With International Talk Like a Pirate Day just around the corner (September 19th), we decided to bring a bit of pirate fun to our homeschool this year.
One question Monkey wanted to know was, how did pirates navigate? How did the terrors of the sea know where to go to find other ships to plunder and pillage?
Of, course, were were able to answer that question with navigational science and STEM activities!
How Did Pirates Navigate? A Mini Unit Study
- Map with longitude and latitude lines (we printed off a really old one that looked more “piratey”)
- Compass (if you have one)
- Ruler (this makes it easier to plot lines on the map)
During our search to learn how to read a may and how pirates navigated, we found that pirates used a variety of tools to help them plot their place in the sea. Pirates would have used sea charts, which were primitive maps of the known seas. Pirates also combined the science of early GPS technology by using the North Star to plot their latitude and a compass to plot longitude. Using a combination of a compass, the horizon, and the stars, pirates and other sailors were able to determine fairly accurately where they were (except they didn’t know about magnetic vs true north at the time, which could throw off their charts by several hundred miles, which is why it was so difficult to explore back in the day).
Pirates may have used a variety of seafaring tools to navigate, including:
- Sea charts
- Chip log and sand glass
- Nautical almanacs
- Astrolab (used to measure latitude at sea)
How to Read a Map
For this experiment in learning how did pirates navigate, we learned how to chart specific regions on a map using latitude and longitude.
To explain latitude and longitude, remember that latitude sounds like ladder, and is the lines that look like a ladder horizontally across the map. Longitude measures up and down, much like long electric poles or cell phone towers reach up toward the sky. Latitude is always listed first.
Latitude and longitude are measured in degrees, minutes, and seconds (minutes and second because each degree is divided into 60 parts, then 60 even smaller parts). Above the equator and to the right of the prime meridian are considered positive, and below the equator and to the left of the prime meridian are considered negative.
I had Monkey experiment with finding various spots on the map using just the main degrees, because our map was global.

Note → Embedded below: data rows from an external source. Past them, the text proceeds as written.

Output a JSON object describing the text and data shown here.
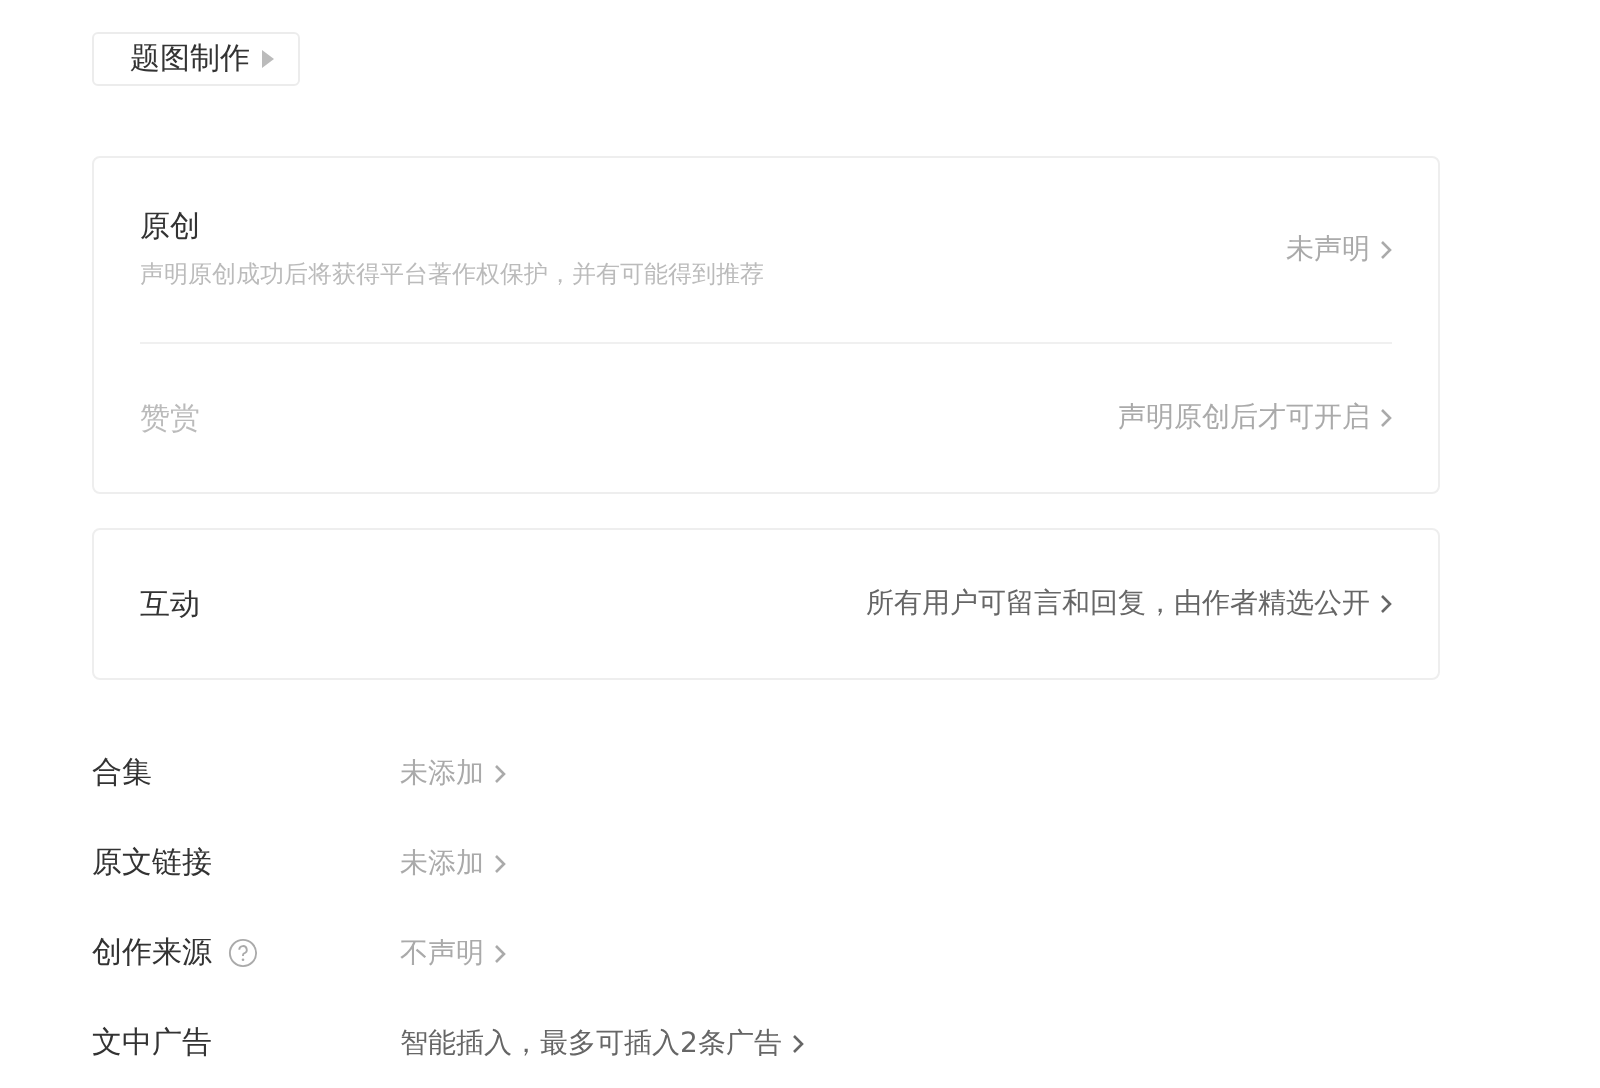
{
  "title_image_button": {
    "label": "题图制作"
  },
  "declaration_card": {
    "rows": [
      {
        "label": "原创",
        "description": "声明原创成功后将获得平台著作权保护，并有可能得到推荐",
        "value": "未声明",
        "disabled": false
      },
      {
        "label": "赞赏",
        "value": "声明原创后才可开启",
        "disabled": true
      }
    ]
  },
  "interaction_card": {
    "label": "互动",
    "value": "所有用户可留言和回复，由作者精选公开"
  },
  "settings": [
    {
      "label": "合集",
      "value": "未添加",
      "dimmed": true,
      "help": false
    },
    {
      "label": "原文链接",
      "value": "未添加",
      "dimmed": true,
      "help": false
    },
    {
      "label": "创作来源",
      "value": "不声明",
      "dimmed": true,
      "help": true
    },
    {
      "label": "文中广告",
      "value": "智能插入，最多可插入2条广告",
      "dimmed": false,
      "help": false
    }
  ]
}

After we did this a few times, we found the degree listing for the National Capitol, just for fun. We used a calculator we found online to calculate the exact coordinates. We also did this experiment to find the coordinates for Texas, so now if we are ever sailing, we can locate our home state.
So, how did pirates navigate? With a little skill and a whole lot of luck.
Our Favorite Pirate Books
More Pirate Fun!
Backyard Pirate Treasure Hunt (Map) – Umbrella Tree Cafe
Make Your Own Pirate Treasure – The Gingerbread House
DIY Pirate Vest & Patch – Play Dough & Popsicles
Toilet paper roll pirates – Just Another Mom
Set Sail with this DIY Pirate Boat – The Resourceful Mama
It’s a Pirate’s Life for Me – Study at Home Mama
Pirates Love Underpants Sensory Bin – Adventures of Adam
Free Pirate Play Dough Mats Numbers 1-10 – Life Over C’s
Pirate Science: Fool’s Gold, Parrots and Shipwrecks! – Share it! Science News
Pirate Colouring Pages – In The Playroom
Pirate Books for Kids of All Ages – Superheroes and Teacups
Treasure Chest Craft – Messy Little Monster
Pirate Sensory Bin – Life with Moore Babies
Pirate Preschool Printable – Living Life and Learning
How to Make Some Great Pirate Flags – Witty Hoots
Perfect Parrot Masks for Pirate Day Fun – Peakle Pie
Pirate Perler Bead Patterns – Brain Power Boy
Going on a Pirate Treasure Hunt – Play & Learn Everyday
Pirate Treasure Math Printables – Kidz Activities
Treasure Alphabet Match – The Kindergarten Connection
Make Your Own Pirate Map – My Little Poppies
Treasure Map Grid Activity – My Little Poppies
Make Your Own Map and Treasure Hunt – My Little Poppies
Create a FLOATING Pirate Ship! – Milk and Cuddles
Pirate Puppet Craft -Sugar Aunts
Hidden Treasure Cupcakes – Emmy’s Mummy
Non Scary Pirate Books and Movies – Edventures with Kids
Gold Nuggets – Kelly’s Classroom
Fizzing Pirate Treasure Adventure – Preschool Powol Packets
More STEM Activities for Kids
Join the Homeschooling 101 group for more hands-on teaching ideas!